What’s fascinating is that the simple biblical tale is completely consistent with the process in terms of order of events, and even in the imagery involved. Certainly the evolution of life from ocean-borne species, to land animals, culminating in humans, corresponds perfectly with the order suggested in the Bible. Prior to that, you have “and God created light”: the Big Bang.

No great discovery of mine here, of course. Those comparisons have been made for decades, if not longer. The issue has always been unquestioning allegiance to the word choice of biblical editors hundreds of years ago who exercised no curiosity regarding where that pesky sun kept coming from if the earth was, in fact, flat. Obstinance, to the point of denying any such notion from people like Galileo.

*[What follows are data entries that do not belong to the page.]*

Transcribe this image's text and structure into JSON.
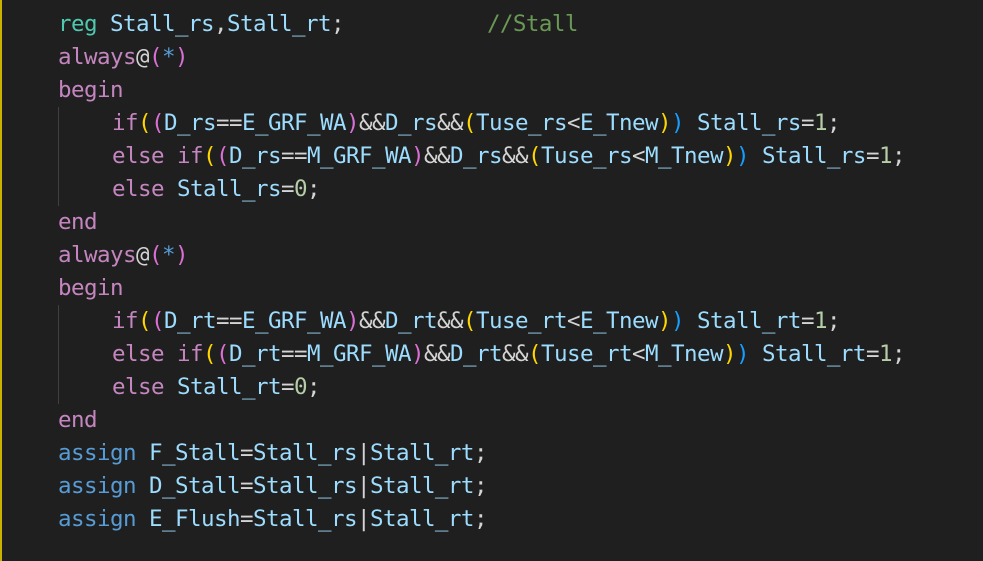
{
  "colors": {
    "background": "#1f1f1f",
    "keyword": "#569cd6",
    "control": "#c586c0",
    "variable": "#9cdcfe",
    "operator": "#d4d4d4",
    "number": "#b5cea8",
    "comment": "#6a9955",
    "type": "#4ec9b0",
    "bracket_level_1": "#ffd700",
    "bracket_level_2": "#da70d6",
    "bracket_level_3": "#179fff"
  },
  "lines": [
    {
      "indent": 0,
      "tokens": [
        {
          "t": "reg",
          "k": "type"
        },
        {
          "t": " ",
          "k": "punc"
        },
        {
          "t": "Stall_rs",
          "k": "var"
        },
        {
          "t": ",",
          "k": "punc"
        },
        {
          "t": "Stall_rt",
          "k": "var"
        },
        {
          "t": ";",
          "k": "punc"
        },
        {
          "t": "           ",
          "k": "punc"
        },
        {
          "t": "//Stall",
          "k": "com"
        }
      ]
    },
    {
      "indent": 0,
      "tokens": [
        {
          "t": "always",
          "k": "ctl"
        },
        {
          "t": "@",
          "k": "op"
        },
        {
          "t": "(",
          "k": "p2"
        },
        {
          "t": "*",
          "k": "kw"
        },
        {
          "t": ")",
          "k": "p2"
        }
      ]
    },
    {
      "indent": 0,
      "tokens": [
        {
          "t": "begin",
          "k": "ctl"
        }
      ]
    },
    {
      "indent": 1,
      "tokens": [
        {
          "t": "if",
          "k": "ctl"
        },
        {
          "t": "(",
          "k": "p1"
        },
        {
          "t": "(",
          "k": "p2"
        },
        {
          "t": "D_rs",
          "k": "var"
        },
        {
          "t": "==",
          "k": "op"
        },
        {
          "t": "E_GRF_WA",
          "k": "var"
        },
        {
          "t": ")",
          "k": "p2"
        },
        {
          "t": "&&",
          "k": "op"
        },
        {
          "t": "D_rs",
          "k": "var"
        },
        {
          "t": "&&",
          "k": "op"
        },
        {
          "t": "(",
          "k": "p1"
        },
        {
          "t": "Tuse_rs",
          "k": "var"
        },
        {
          "t": "<",
          "k": "op"
        },
        {
          "t": "E_Tnew",
          "k": "var"
        },
        {
          "t": ")",
          "k": "p1"
        },
        {
          "t": ")",
          "k": "p3"
        },
        {
          "t": " ",
          "k": "punc"
        },
        {
          "t": "Stall_rs",
          "k": "var"
        },
        {
          "t": "=",
          "k": "op"
        },
        {
          "t": "1",
          "k": "num"
        },
        {
          "t": ";",
          "k": "punc"
        }
      ]
    },
    {
      "indent": 1,
      "tokens": [
        {
          "t": "else",
          "k": "ctl"
        },
        {
          "t": " ",
          "k": "punc"
        },
        {
          "t": "if",
          "k": "ctl"
        },
        {
          "t": "(",
          "k": "p1"
        },
        {
          "t": "(",
          "k": "p2"
        },
        {
          "t": "D_rs",
          "k": "var"
        },
        {
          "t": "==",
          "k": "op"
        },
        {
          "t": "M_GRF_WA",
          "k": "var"
        },
        {
          "t": ")",
          "k": "p2"
        },
        {
          "t": "&&",
          "k": "op"
        },
        {
          "t": "D_rs",
          "k": "var"
        },
        {
          "t": "&&",
          "k": "op"
        },
        {
          "t": "(",
          "k": "p1"
        },
        {
          "t": "Tuse_rs",
          "k": "var"
        },
        {
          "t": "<",
          "k": "op"
        },
        {
          "t": "M_Tnew",
          "k": "var"
        },
        {
          "t": ")",
          "k": "p1"
        },
        {
          "t": ")",
          "k": "p3"
        },
        {
          "t": " ",
          "k": "punc"
        },
        {
          "t": "Stall_rs",
          "k": "var"
        },
        {
          "t": "=",
          "k": "op"
        },
        {
          "t": "1",
          "k": "num"
        },
        {
          "t": ";",
          "k": "punc"
        }
      ]
    },
    {
      "indent": 1,
      "tokens": [
        {
          "t": "else",
          "k": "ctl"
        },
        {
          "t": " ",
          "k": "punc"
        },
        {
          "t": "Stall_rs",
          "k": "var"
        },
        {
          "t": "=",
          "k": "op"
        },
        {
          "t": "0",
          "k": "num"
        },
        {
          "t": ";",
          "k": "punc"
        }
      ]
    },
    {
      "indent": 0,
      "tokens": [
        {
          "t": "end",
          "k": "ctl"
        }
      ]
    },
    {
      "indent": 0,
      "tokens": [
        {
          "t": "always",
          "k": "ctl"
        },
        {
          "t": "@",
          "k": "op"
        },
        {
          "t": "(",
          "k": "p2"
        },
        {
          "t": "*",
          "k": "kw"
        },
        {
          "t": ")",
          "k": "p2"
        }
      ]
    },
    {
      "indent": 0,
      "tokens": [
        {
          "t": "begin",
          "k": "ctl"
        }
      ]
    },
    {
      "indent": 1,
      "tokens": [
        {
          "t": "if",
          "k": "ctl"
        },
        {
          "t": "(",
          "k": "p1"
        },
        {
          "t": "(",
          "k": "p2"
        },
        {
          "t": "D_rt",
          "k": "var"
        },
        {
          "t": "==",
          "k": "op"
        },
        {
          "t": "E_GRF_WA",
          "k": "var"
        },
        {
          "t": ")",
          "k": "p2"
        },
        {
          "t": "&&",
          "k": "op"
        },
        {
          "t": "D_rt",
          "k": "var"
        },
        {
          "t": "&&",
          "k": "op"
        },
        {
          "t": "(",
          "k": "p1"
        },
        {
          "t": "Tuse_rt",
          "k": "var"
        },
        {
          "t": "<",
          "k": "op"
        },
        {
          "t": "E_Tnew",
          "k": "var"
        },
        {
          "t": ")",
          "k": "p1"
        },
        {
          "t": ")",
          "k": "p3"
        },
        {
          "t": " ",
          "k": "punc"
        },
        {
          "t": "Stall_rt",
          "k": "var"
        },
        {
          "t": "=",
          "k": "op"
        },
        {
          "t": "1",
          "k": "num"
        },
        {
          "t": ";",
          "k": "punc"
        }
      ]
    },
    {
      "indent": 1,
      "tokens": [
        {
          "t": "else",
          "k": "ctl"
        },
        {
          "t": " ",
          "k": "punc"
        },
        {
          "t": "if",
          "k": "ctl"
        },
        {
          "t": "(",
          "k": "p1"
        },
        {
          "t": "(",
          "k": "p2"
        },
        {
          "t": "D_rt",
          "k": "var"
        },
        {
          "t": "==",
          "k": "op"
        },
        {
          "t": "M_GRF_WA",
          "k": "var"
        },
        {
          "t": ")",
          "k": "p2"
        },
        {
          "t": "&&",
          "k": "op"
        },
        {
          "t": "D_rt",
          "k": "var"
        },
        {
          "t": "&&",
          "k": "op"
        },
        {
          "t": "(",
          "k": "p1"
        },
        {
          "t": "Tuse_rt",
          "k": "var"
        },
        {
          "t": "<",
          "k": "op"
        },
        {
          "t": "M_Tnew",
          "k": "var"
        },
        {
          "t": ")",
          "k": "p1"
        },
        {
          "t": ")",
          "k": "p3"
        },
        {
          "t": " ",
          "k": "punc"
        },
        {
          "t": "Stall_rt",
          "k": "var"
        },
        {
          "t": "=",
          "k": "op"
        },
        {
          "t": "1",
          "k": "num"
        },
        {
          "t": ";",
          "k": "punc"
        }
      ]
    },
    {
      "indent": 1,
      "tokens": [
        {
          "t": "else",
          "k": "ctl"
        },
        {
          "t": " ",
          "k": "punc"
        },
        {
          "t": "Stall_rt",
          "k": "var"
        },
        {
          "t": "=",
          "k": "op"
        },
        {
          "t": "0",
          "k": "num"
        },
        {
          "t": ";",
          "k": "punc"
        }
      ]
    },
    {
      "indent": 0,
      "tokens": [
        {
          "t": "end",
          "k": "ctl"
        }
      ]
    },
    {
      "indent": 0,
      "tokens": [
        {
          "t": "assign",
          "k": "kw"
        },
        {
          "t": " ",
          "k": "punc"
        },
        {
          "t": "F_Stall",
          "k": "var"
        },
        {
          "t": "=",
          "k": "op"
        },
        {
          "t": "Stall_rs",
          "k": "var"
        },
        {
          "t": "|",
          "k": "op"
        },
        {
          "t": "Stall_rt",
          "k": "var"
        },
        {
          "t": ";",
          "k": "punc"
        }
      ]
    },
    {
      "indent": 0,
      "tokens": [
        {
          "t": "assign",
          "k": "kw"
        },
        {
          "t": " ",
          "k": "punc"
        },
        {
          "t": "D_Stall",
          "k": "var"
        },
        {
          "t": "=",
          "k": "op"
        },
        {
          "t": "Stall_rs",
          "k": "var"
        },
        {
          "t": "|",
          "k": "op"
        },
        {
          "t": "Stall_rt",
          "k": "var"
        },
        {
          "t": ";",
          "k": "punc"
        }
      ]
    },
    {
      "indent": 0,
      "tokens": [
        {
          "t": "assign",
          "k": "kw"
        },
        {
          "t": " ",
          "k": "punc"
        },
        {
          "t": "E_Flush",
          "k": "var"
        },
        {
          "t": "=",
          "k": "op"
        },
        {
          "t": "Stall_rs",
          "k": "var"
        },
        {
          "t": "|",
          "k": "op"
        },
        {
          "t": "Stall_rt",
          "k": "var"
        },
        {
          "t": ";",
          "k": "punc"
        }
      ]
    }
  ]
}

So you begin to wonder — as our discussion went — why particular groups would still persist, branding the advocates of an amazingly powerful and nearly infinite universe as removed from any personal involvement of an infinite being. Good science does not suggest random occurrences; it’s practitioners are just not always in the religion business. They’re far more interested, again, in process. 

So for me, getting a larger view of the picture hardly strips away the magic. Instead, it magnifies the work and the reality of the Worker.

The highlight of our recent New York trip. Really.